Required action: What is needed is an exact copy of all the records, written out in full.

Records for the task:
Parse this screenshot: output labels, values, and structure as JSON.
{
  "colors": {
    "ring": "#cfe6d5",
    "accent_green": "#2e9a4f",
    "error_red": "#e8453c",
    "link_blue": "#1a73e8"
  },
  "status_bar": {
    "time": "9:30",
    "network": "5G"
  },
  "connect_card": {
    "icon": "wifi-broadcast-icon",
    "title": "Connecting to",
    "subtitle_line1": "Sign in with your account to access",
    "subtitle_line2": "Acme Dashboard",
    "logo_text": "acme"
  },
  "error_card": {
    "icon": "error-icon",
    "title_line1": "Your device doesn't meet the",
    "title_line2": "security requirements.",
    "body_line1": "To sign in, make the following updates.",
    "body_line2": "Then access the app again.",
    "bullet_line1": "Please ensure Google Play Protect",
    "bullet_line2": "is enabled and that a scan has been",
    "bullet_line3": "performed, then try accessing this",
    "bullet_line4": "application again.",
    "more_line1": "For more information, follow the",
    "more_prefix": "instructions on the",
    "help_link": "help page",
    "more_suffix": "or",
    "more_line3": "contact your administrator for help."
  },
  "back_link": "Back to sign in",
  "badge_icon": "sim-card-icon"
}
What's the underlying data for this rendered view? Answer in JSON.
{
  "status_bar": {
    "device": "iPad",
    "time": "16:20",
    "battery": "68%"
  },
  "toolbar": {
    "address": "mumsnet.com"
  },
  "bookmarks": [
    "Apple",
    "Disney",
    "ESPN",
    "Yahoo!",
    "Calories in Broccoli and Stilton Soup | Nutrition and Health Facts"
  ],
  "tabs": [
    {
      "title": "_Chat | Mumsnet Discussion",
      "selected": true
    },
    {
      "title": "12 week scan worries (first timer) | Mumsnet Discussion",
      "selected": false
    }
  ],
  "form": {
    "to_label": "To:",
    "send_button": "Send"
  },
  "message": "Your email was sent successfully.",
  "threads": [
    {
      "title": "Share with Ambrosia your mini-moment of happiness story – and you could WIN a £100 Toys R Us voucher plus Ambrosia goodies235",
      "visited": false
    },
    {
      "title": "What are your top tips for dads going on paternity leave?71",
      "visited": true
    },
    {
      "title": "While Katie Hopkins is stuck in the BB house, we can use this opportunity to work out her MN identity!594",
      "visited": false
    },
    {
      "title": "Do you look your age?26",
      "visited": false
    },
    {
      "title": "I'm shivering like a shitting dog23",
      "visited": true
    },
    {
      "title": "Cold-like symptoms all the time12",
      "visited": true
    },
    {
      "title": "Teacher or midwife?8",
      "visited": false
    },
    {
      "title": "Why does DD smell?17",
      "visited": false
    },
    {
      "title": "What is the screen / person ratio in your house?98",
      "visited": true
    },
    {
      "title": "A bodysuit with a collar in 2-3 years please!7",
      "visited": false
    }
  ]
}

Result:
Parse this screenshot: output labels, values, and structure as JSON.
{
  "colors": {
    "ring": "#cfe6d5",
    "accent_green": "#2e9a4f",
    "error_red": "#e8453c",
    "link_blue": "#1a73e8"
  },
  "status_bar": {
    "time": "9:30",
    "network": "5G"
  },
  "connect_card": {
    "icon": "wifi-broadcast-icon",
    "title": "Connecting to",
    "subtitle_line1": "Sign in with your account to access",
    "subtitle_line2": "Acme Dashboard",
    "logo_text": "acme"
  },
  "error_card": {
    "icon": "error-icon",
    "title_line1": "Your device doesn't meet the",
    "title_line2": "security requirements.",
    "body_line1": "To sign in, make the following updates.",
    "body_line2": "Then access the app again.",
    "bullet_line1": "Please ensure Google Play Protect",
    "bullet_line2": "is enabled and that a scan has been",
    "bullet_line3": "performed, then try accessing this",
    "bullet_line4": "application again.",
    "more_line1": "For more information, follow the",
    "more_prefix": "instructions on the",
    "help_link": "help page",
    "more_suffix": "or",
    "more_line3": "contact your administrator for help."
  },
  "back_link": "Back to sign in",
  "badge_icon": "sim-card-icon"
}
What's the underlying data for this rendered view? Answer in JSON.
{
  "status_bar": {
    "device": "iPad",
    "time": "16:20",
    "battery": "68%"
  },
  "toolbar": {
    "address": "mumsnet.com"
  },
  "bookmarks": [
    "Apple",
    "Disney",
    "ESPN",
    "Yahoo!",
    "Calories in Broccoli and Stilton Soup | Nutrition and Health Facts"
  ],
  "tabs": [
    {
      "title": "_Chat | Mumsnet Discussion",
      "selected": true
    },
    {
      "title": "12 week scan worries (first timer) | Mumsnet Discussion",
      "selected": false
    }
  ],
  "form": {
    "to_label": "To:",
    "send_button": "Send"
  },
  "message": "Your email was sent successfully.",
  "threads": [
    {
      "title": "Share with Ambrosia your mini-moment of happiness story – and you could WIN a £100 Toys R Us voucher plus Ambrosia goodies235",
      "visited": false
    },
    {
      "title": "What are your top tips for dads going on paternity leave?71",
      "visited": true
    },
    {
      "title": "While Katie Hopkins is stuck in the BB house, we can use this opportunity to work out her MN identity!594",
      "visited": false
    },
    {
      "title": "Do you look your age?26",
      "visited": false
    },
    {
      "title": "I'm shivering like a shitting dog23",
      "visited": true
    },
    {
      "title": "Cold-like symptoms all the time12",
      "visited": true
    },
    {
      "title": "Teacher or midwife?8",
      "visited": false
    },
    {
      "title": "Why does DD smell?17",
      "visited": false
    },
    {
      "title": "What is the screen / person ratio in your house?98",
      "visited": true
    },
    {
      "title": "A bodysuit with a collar in 2-3 years please!7",
      "visited": false
    }
  ]
}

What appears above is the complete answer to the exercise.